“But let us turn our attention again to the dancers, at two o’clock next morning. This is the favorite waltz, and the last and most furious of the night, as well as the most disgusting. Let us notice, as an example, our fair friend once more.
She is now in the vile embrace of the Apollo of the evening. Her head rests upon his shoulder, her face is upturned to his, her bare arm is almost around his neck, her partly nude swelling breast heaves tumultuously against his, face to face they whirl on, his limbs interwoven with hers, his strong right arm around her yielding form, he presses her to him until every curve in the contour of her body thrills with the amorous contact. Her eyes look into his, but she sees nothing; the soft music fills the room, but she hears it not; he bends her body to and fro, but she knows it not; his hot breath, tainted with strong drink, is on her hair and cheek, his lips almost touch her forehead, yet she does not shrink; his eyes, gleaming with a fierce, intolerable lust, gloat over her, yet she does not quail. She is filled with the rapture of sin in its intensity; her spirit is inflamed with passion and lust is gratified in thought. With a last low wail the music ceases, and the dance for the night is ended, but not the evil work of the night.”
But wait, it gets better.
“The girl whose blood is hot from the exertion and whose every carnal sense is aroused and aflame by the repetition of such scenes as we have witnessed, is led to the ever-waiting carriage, where she sinks exhausted on the cushioned seat. Oh, if I could picture to you the fiendish look that comes into his eyes as he sees his helpless victim before him. Now is his golden opportunity. He must not miss it, and he does not, and that beautiful girl who entered the dancing school as pure and innocent as an angel three months ago returns to her home that night robbed of that most precious jewel of womanhood–virtue!
When she awakes the next morning to a realizing sense of her position her first impulse is to self-destruction, but she deludes herself with the thought that her “dancing” companion will right the wrong by marriage, but that is the farthest from his thoughts, and he casts her off–“he wishes a pure woman for his wife.”
She has no longer any claim to purity; her self-respect is lost; she sinks lower and lower; society shuns her, and she is to-day a brothel inmate, the toy and plaything of the libertine and drunkard.
How can I picture to you the awful anguish of that mother’s heart, the sadness of that father’s face, or the dreadful gloom which settles over that once happy home. Neither their love nor their gold can repair the damage done. Their sighs and tears cannot restore that virtue. It is lost, gone forever.

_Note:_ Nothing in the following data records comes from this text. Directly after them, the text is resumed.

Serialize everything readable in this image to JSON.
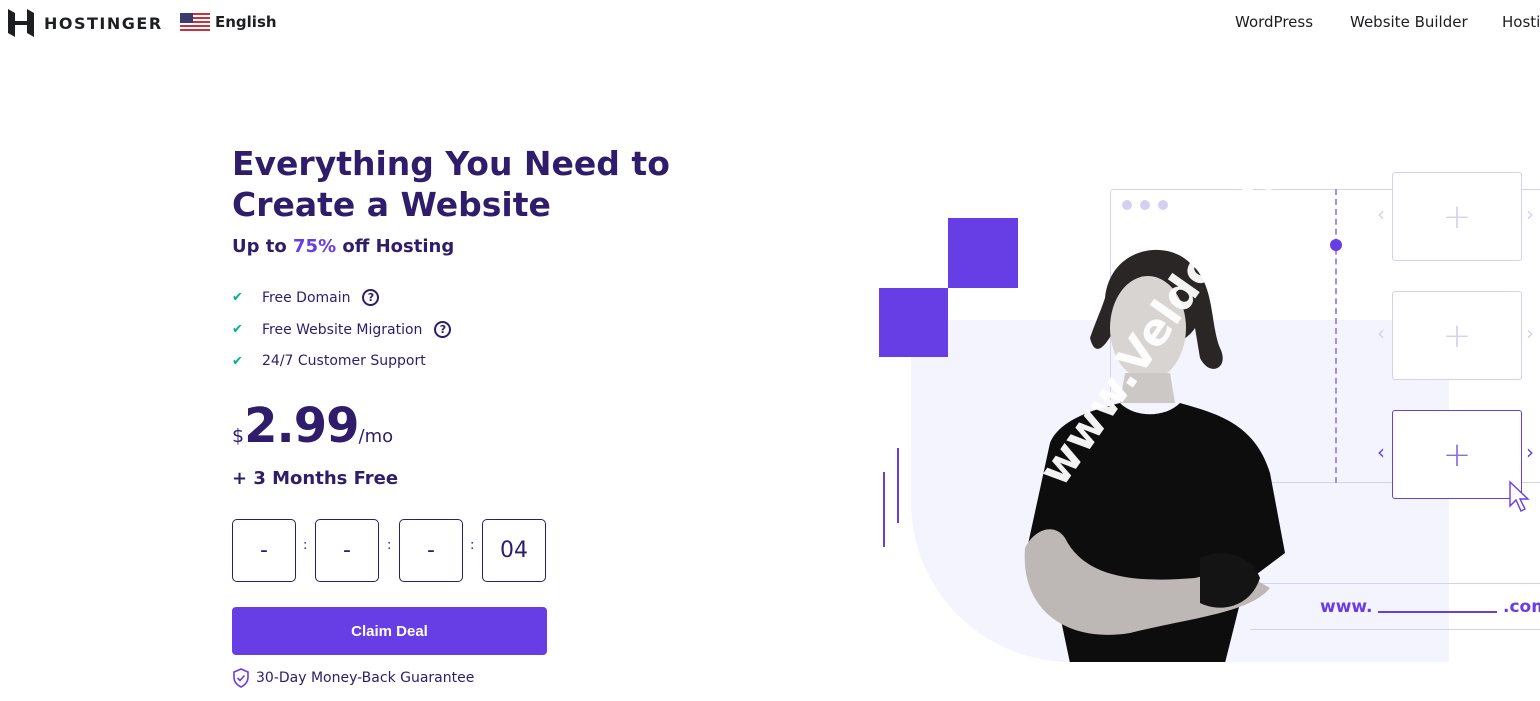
{
  "header": {
    "brand": "HOSTINGER",
    "language": "English",
    "nav": [
      "WordPress",
      "Website Builder",
      "Hosti"
    ]
  },
  "hero": {
    "title": "Everything You Need to Create a Website",
    "subtitle_prefix": "Up to ",
    "subtitle_discount": "75%",
    "subtitle_suffix": " off Hosting",
    "features": [
      {
        "label": "Free Domain",
        "help": true
      },
      {
        "label": "Free Website Migration",
        "help": true
      },
      {
        "label": "24/7 Customer Support",
        "help": false
      }
    ],
    "currency": "$",
    "price": "2.99",
    "period": "/mo",
    "bonus": "+ 3 Months Free",
    "countdown": [
      "-",
      "-",
      "-",
      "04"
    ],
    "cta": "Claim Deal",
    "guarantee": "30-Day Money-Back Guarantee"
  },
  "illustration": {
    "domain_prefix": "www.",
    "domain_suffix": ".com",
    "watermark": "www.Veldc.com"
  },
  "colors": {
    "primary": "#673de6",
    "text": "#2f1c6a",
    "check": "#00b090",
    "panel": "#f4f4ff"
  }
}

Ah, better, yes, infinitely better, would it have been if instead of placing their only darling in the dancing school, they had laid her in the grave by her little sister’s side while her soul was pure and spotless.
But how is it with her ball-room Apollo? Does society shun him? Does he pine away and die? Oh, no; he continues in the dancing school, constantly seeking new victims among the pure and innocent.”
All this because of dancing. Maybe I should spend some more time watching Saturday Night Fever.